Schumacher demonstrated how he and Hadid chose the Thames Gateway area as a testing ground in which to evolve new ways of approaching large-scale urban developments. Driven by architectural rather than town-planning concerns, they used a series of digital design techniques to develop an approach to urban regeneration which they call ‘Parametric Urbanism’.
Image Tate Modern
Hadid and Schumacher started with a research into the historic permutations of different building types in London and internationally. They examined four main building types: individual villas, high-rise towers, slab-shaped buildings and city-blocks. Then they used a modelling software to project these four building types over a base map of the Thames Gateway. They adjusted the model to reflect the area’s current conditions, and used it to speculate on possible forms of future development. They tested multiple combinations of the different building types, often fusing them to create hybrid structures. The outcome of these experiments was documented in a large-scale image with a range of new forms during the Global Cities exhibition at the Tate Modern last Summer.
The Low Down on the High Line and Tales of Architectural Insider Trading
The studio Charles Renfro runs together with Elizabeth Diller and Ricardo Scofidio is known for blurring the boundaries between architecture, art and technology. His talk focused on how one of their latest endeavours which blurs the lines between architecture, urbanism and the marketplace.
After he turned 40, Renfro bought a property on the 30th street in Manhattan. Coming from Brooklyn, it felt to him as if he had “left New York and entered America” because of the amount of ugly condos and, more generally, the banalization of the city.
Image from The New York Architecture images
The High Line, an elevated railroad stretching 1.45 miles along Manhattan’s Westside, was used as food delivery rail line. Built in 1929, the High Line was partially torn down in 1960 and abandoned in 1980. The remains of the railway structure float above the city and intersect with the heart of hot art in Manhattan: Chelsea.
Many people wanted to get rid of the line. Until the not for profit organization Friends of the High Line decided to save the track and launch a competition to design a master plan for The High Line.
Images of the current state of the High Line show that pristine eco-system has developed since the track has been abandoned, with some plants native from New York and others brought by the food train and wind sewn along the track.

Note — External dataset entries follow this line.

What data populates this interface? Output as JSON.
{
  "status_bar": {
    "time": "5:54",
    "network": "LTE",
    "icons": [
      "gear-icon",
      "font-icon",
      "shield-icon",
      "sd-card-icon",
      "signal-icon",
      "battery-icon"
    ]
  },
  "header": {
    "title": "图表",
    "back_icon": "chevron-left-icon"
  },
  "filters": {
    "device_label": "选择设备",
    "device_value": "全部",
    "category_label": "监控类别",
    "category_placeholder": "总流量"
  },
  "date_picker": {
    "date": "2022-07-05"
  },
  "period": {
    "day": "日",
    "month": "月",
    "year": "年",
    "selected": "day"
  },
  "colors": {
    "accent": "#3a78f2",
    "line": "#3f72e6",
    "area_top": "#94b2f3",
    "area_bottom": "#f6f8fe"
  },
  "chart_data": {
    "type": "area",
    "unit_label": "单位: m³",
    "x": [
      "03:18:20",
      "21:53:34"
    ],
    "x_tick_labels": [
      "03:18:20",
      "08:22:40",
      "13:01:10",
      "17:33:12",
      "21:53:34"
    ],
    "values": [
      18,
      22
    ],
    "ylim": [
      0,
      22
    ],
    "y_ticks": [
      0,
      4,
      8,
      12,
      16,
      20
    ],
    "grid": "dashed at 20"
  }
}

The competition, won by DSR, saved this romantic industrial ground with cracks and decay.
Why keep it? Because the night owl, the bird watchers, people who like to walk, etc. could enjoy spending some time up there. Important: no commercial developer would be allowed on the track.
DRS came with what they cal “Agri-Tecture”, a merger of agriculture and architecture.
Impermeable plank system that allows for a new nature to grow with the cracks. The strategy of agri-tecture combines organic and building materials into a blend of changing proportions that accommodate the wild, the cultivated, the intimate, and the hyper-social. “It’s a nostalgic project,” Renfro admitted. They work with what is already there instead of overlaying new elements above it.
The project keeps the end section of the track visible and abrupt
The first section of the project is already in construction.
The flipside of the High Line project is that some 50 projects of condos have flourished, attracted by the new landmark. The High Line and the building projects that derive from it form the biggest architectural project in the city since the turn of the 20th century. Still, some interesting “Starchitect Condos” should show up in next few years. They’ve been designed by Annabelle Seldorf,
Flank Architects, Peter Poon, Handel Architects, Jean Nouvel, Seven Holl,
Audrey Matlock, Frank Gehry, etc.
That’s a development that DRF had not expected.
Keep reading…. DLD panel on Future City (Part 2)
Image from The New York Architecture images